WHAT THE TASK REQUIRES → Using the entries below, show all lines with the string "Playmixify".

__________

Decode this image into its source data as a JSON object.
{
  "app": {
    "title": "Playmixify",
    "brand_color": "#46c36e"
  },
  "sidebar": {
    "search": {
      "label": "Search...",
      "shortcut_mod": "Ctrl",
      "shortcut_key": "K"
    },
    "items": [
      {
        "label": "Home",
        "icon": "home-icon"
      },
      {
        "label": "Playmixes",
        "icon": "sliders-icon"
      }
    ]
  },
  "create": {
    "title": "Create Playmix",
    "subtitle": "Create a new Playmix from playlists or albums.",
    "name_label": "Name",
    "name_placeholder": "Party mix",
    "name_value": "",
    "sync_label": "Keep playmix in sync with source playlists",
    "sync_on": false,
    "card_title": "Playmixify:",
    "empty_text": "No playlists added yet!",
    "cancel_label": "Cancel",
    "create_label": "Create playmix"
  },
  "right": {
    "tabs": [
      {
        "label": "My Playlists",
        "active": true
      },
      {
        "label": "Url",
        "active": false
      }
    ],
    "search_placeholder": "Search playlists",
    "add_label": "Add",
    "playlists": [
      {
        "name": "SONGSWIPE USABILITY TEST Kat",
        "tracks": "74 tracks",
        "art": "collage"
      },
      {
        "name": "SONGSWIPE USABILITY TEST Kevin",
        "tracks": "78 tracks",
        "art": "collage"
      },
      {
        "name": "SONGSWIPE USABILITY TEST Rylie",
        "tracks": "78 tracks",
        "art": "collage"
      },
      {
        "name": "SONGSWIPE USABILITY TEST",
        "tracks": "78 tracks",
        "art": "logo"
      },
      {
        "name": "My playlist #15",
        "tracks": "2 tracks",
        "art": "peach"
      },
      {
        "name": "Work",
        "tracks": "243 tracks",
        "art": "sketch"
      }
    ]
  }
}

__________

ANSWER TO THIS EXERCISE →
    "title": "Playmixify",
    "card_title": "Playmixify:",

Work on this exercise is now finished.